Under the IPAct, the statutory scheme has not developed much further. It is not yet clear what new safeguards, if any, apply to material received from foreign partners, nor whether the internal policy based safeguards continue. Only one further safeguard was introduced into the IPA, which related to the sharing of material by UK intelligence agencies with foreign partners. This amendment extends the matters for which the Secretary of State must be satisfied to expressly mention that the “overseas authority has safeguards in place corresponding to those in the Bill in relation to the selection of data for examination”. Such safeguards include that the selection of material for examination must be carried out for specified purposes and be necessary and proportionate.
None of these amendments confront head on the practical reality of intelligence co-operation between GCHQ and the NSA. Questions about more complex forms of co-operation, including jointly developing and deploying collection systems, as well as jointly contributing to selection criteria have never been clarified in the schemes provided for under either RIPA or the IPAct.
The Snowden leaks showed that it is easy for analysts at NSA to access UK intercepted material. Once NSA staff undertake a UK Legalities training, they are automatically granted access to GCHQ TEMPORA systems. Other documents suggest that this Legalities training takes the form of a self-assessed “multiple-choice, open book test”.

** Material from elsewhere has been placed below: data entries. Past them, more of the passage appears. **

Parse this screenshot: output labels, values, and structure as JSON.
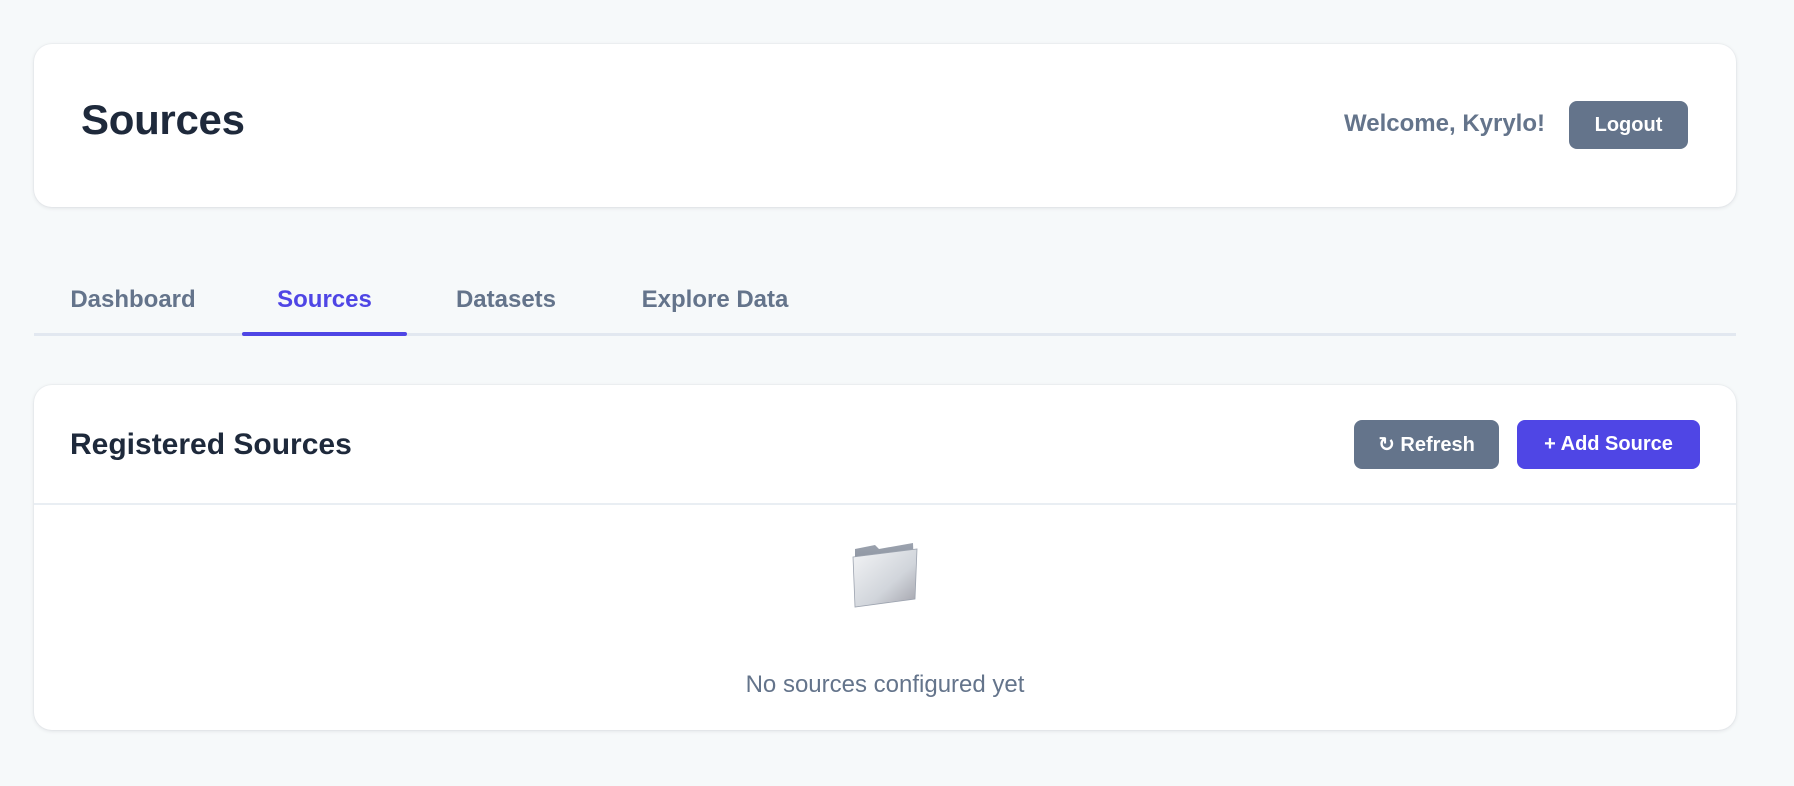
{
  "header": {
    "title": "Sources",
    "welcome": "Welcome, Kyrylo!",
    "logout_label": "Logout"
  },
  "tabs": [
    {
      "label": "Dashboard",
      "active": false
    },
    {
      "label": "Sources",
      "active": true
    },
    {
      "label": "Datasets",
      "active": false
    },
    {
      "label": "Explore Data",
      "active": false
    }
  ],
  "sources_panel": {
    "title": "Registered Sources",
    "refresh_label": "↻ Refresh",
    "add_label": "+ Add Source",
    "empty_icon": "folder-icon",
    "empty_text": "No sources configured yet"
  },
  "colors": {
    "accent": "#4f46e5",
    "muted_button": "#64748b",
    "background": "#f6f9fa",
    "text_primary": "#1e293b",
    "text_secondary": "#64748b"
  }
}
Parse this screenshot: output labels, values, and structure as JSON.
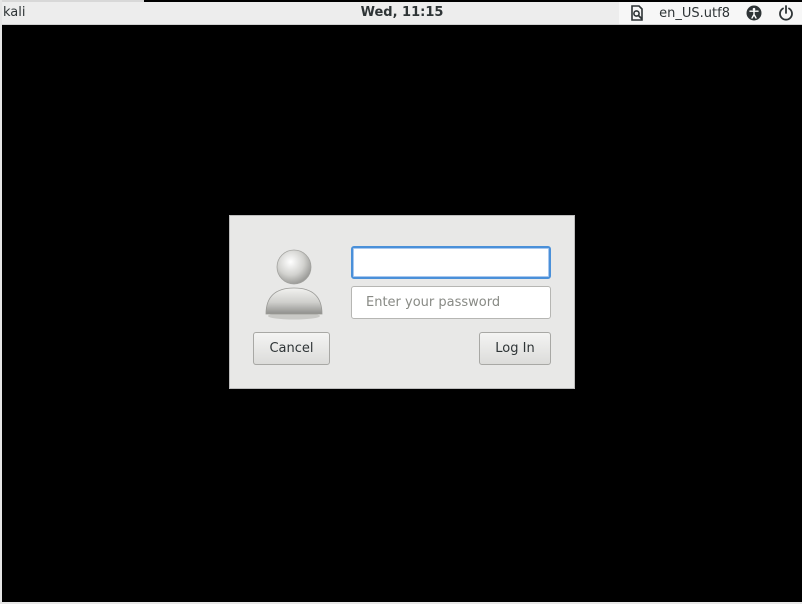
{
  "panel": {
    "hostname": "kali",
    "clock": "Wed, 11:15",
    "keyboard_layout": "en_US.utf8",
    "icons": [
      "keyboard-indicator-icon",
      "accessibility-icon",
      "power-icon"
    ]
  },
  "login": {
    "username_value": "",
    "password_placeholder": "Enter your password",
    "cancel_label": "Cancel",
    "login_label": "Log In",
    "avatar_icon": "user-avatar-icon"
  },
  "colors": {
    "background": "#000000",
    "panel": "#ededed",
    "dialog": "#e8e8e7",
    "focus": "#4a90d9"
  }
}
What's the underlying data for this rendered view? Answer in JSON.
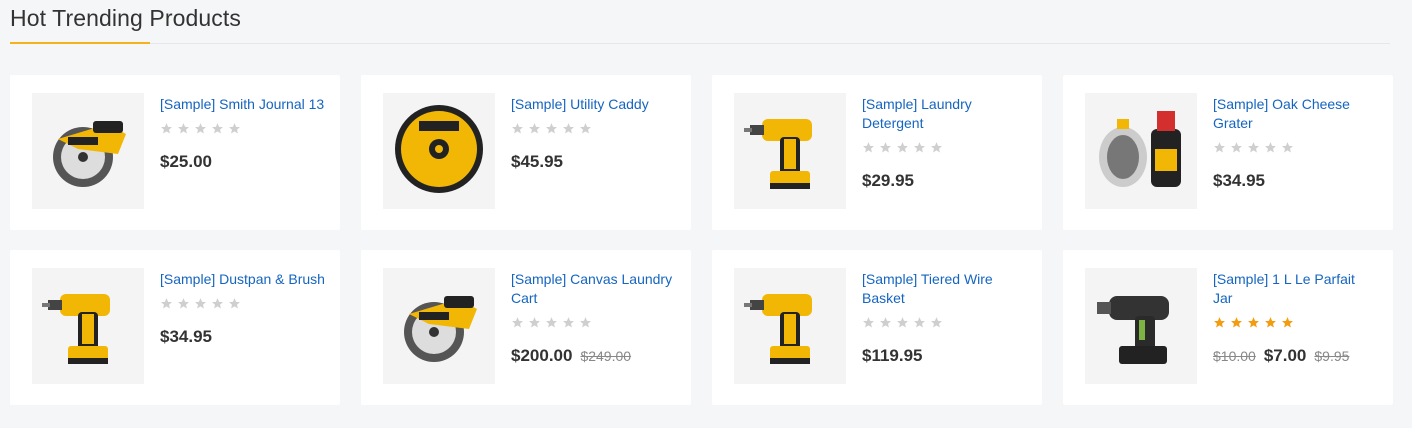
{
  "section": {
    "title": "Hot Trending Products",
    "accent_color": "#f5b21b"
  },
  "colors": {
    "link": "#1565c0",
    "star_empty": "#cfcfcf",
    "star_filled": "#f39c12"
  },
  "products": [
    {
      "name": "[Sample] Smith Journal 13",
      "rating": 0,
      "price": "$25.00",
      "old_price_before": "",
      "old_price_after": "",
      "image": "circular-saw-icon"
    },
    {
      "name": "[Sample] Utility Caddy",
      "rating": 0,
      "price": "$45.95",
      "old_price_before": "",
      "old_price_after": "",
      "image": "saw-blade-icon"
    },
    {
      "name": "[Sample] Laundry Detergent",
      "rating": 0,
      "price": "$29.95",
      "old_price_before": "",
      "old_price_after": "",
      "image": "hammer-drill-icon"
    },
    {
      "name": "[Sample] Oak Cheese Grater",
      "rating": 0,
      "price": "$34.95",
      "old_price_before": "",
      "old_price_after": "",
      "image": "chalk-line-icon"
    },
    {
      "name": "[Sample] Dustpan & Brush",
      "rating": 0,
      "price": "$34.95",
      "old_price_before": "",
      "old_price_after": "",
      "image": "hammer-drill-icon"
    },
    {
      "name": "[Sample] Canvas Laundry Cart",
      "rating": 0,
      "price": "$200.00",
      "old_price_before": "",
      "old_price_after": "$249.00",
      "image": "circular-saw-icon"
    },
    {
      "name": "[Sample] Tiered Wire Basket",
      "rating": 0,
      "price": "$119.95",
      "old_price_before": "",
      "old_price_after": "",
      "image": "hammer-drill-icon"
    },
    {
      "name": "[Sample] 1 L Le Parfait Jar",
      "rating": 5,
      "price": "$7.00",
      "old_price_before": "$10.00",
      "old_price_after": "$9.95",
      "image": "cordless-drill-icon"
    }
  ]
}
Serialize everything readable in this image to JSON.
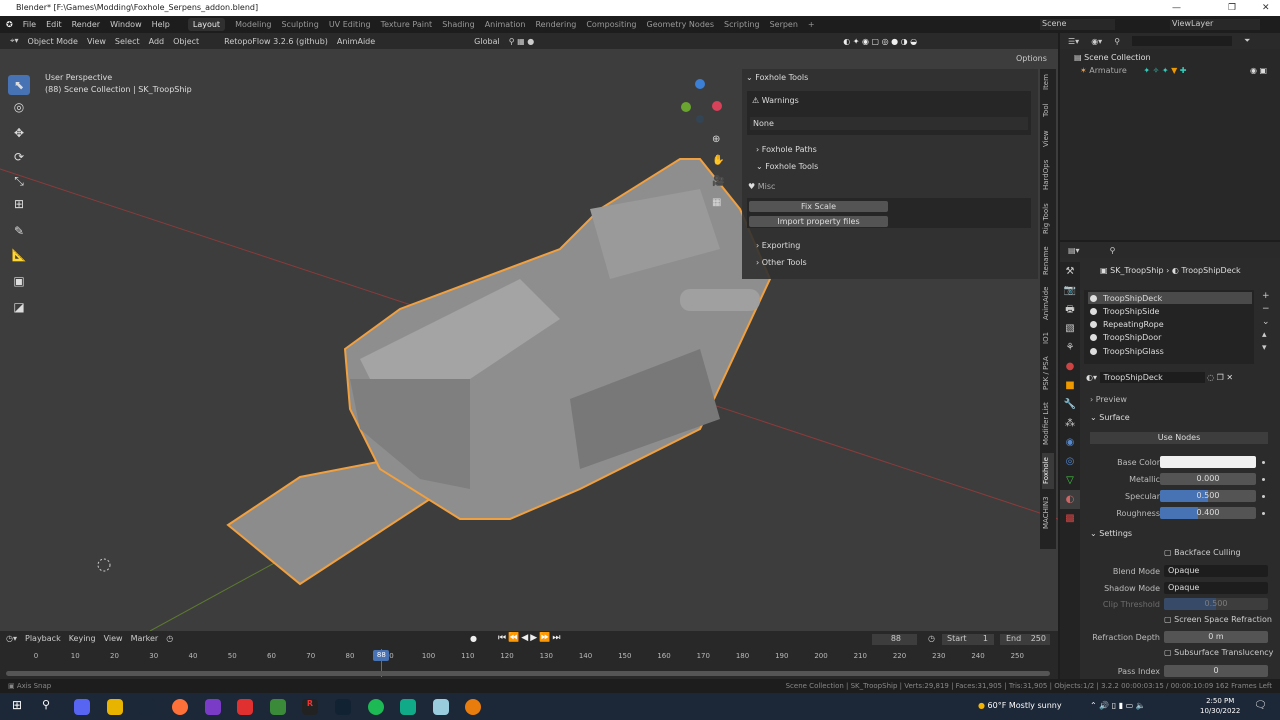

For GCHQ to access NSA material, the system in practice is similarly relaxed. A leaked note from GCHQ’s operational legalities team, dated May 2008, permits GCHQ analysts to search through a database named DISHFIRE containing NSA bulk collected text messages. The memo explains how officers may “run a search of UK numbers in DISHFIRE in order to retrieve only events data,” and sets out how an analyst can prevent himself seeing the content of messages when he searches – by enabling a single setting on the search. Once this is done, the document continues, “this will now enable you to run a search without displaying the content of the SMS, especially useful for untargeted and unwarranted UK numbers.”
Intelligence exchange is not just about sharing intelligence but covers a range of other programmes, including the development of collection and analytic systems, and the development of exploits for use in hacking operations.
Attempts have been made by NGOs such as Privacy International to secure the release of the UK/USA arrangement governing signals intelligence exchange between GCHQ and the NSA.4 The lawfulness of aspects of the intelligence sharing regime are now before the Strasbourg courts.5 The Government must provide more information to reassure the public and parliament that this issue is not being ignored. As repeatedly recommended by David Anderson QC and the ISC, clear rules must be in statute and the existing interpretation and application of those rules needs to be made public as a matter of urgency.
The Government must:
1 Third party doctrine, also known as the originator control principle, is the idea that material shared by one party to another should never be shared to a further third party without express permission of the originating agency.
2 David Anderson QC. (2015). A Question of Trust. at [S.6.87] “that the number of persons to whom data is disclosed and number of copies made are limited to the minimum that is necessary and the material is destroyed as long as there are no longer any grounds for retaining it.”
3 ibid [S.6.90]
4 Privacy International requested the arrangement under the Freedom of Information Act in 2014. The lawfulness of the response which refused to disclose any material on national security grounds is now before the Strasbourg courts.
5 See Big Brother Watch v United Kingdom and 10 Human Rights Org v United Kingdom.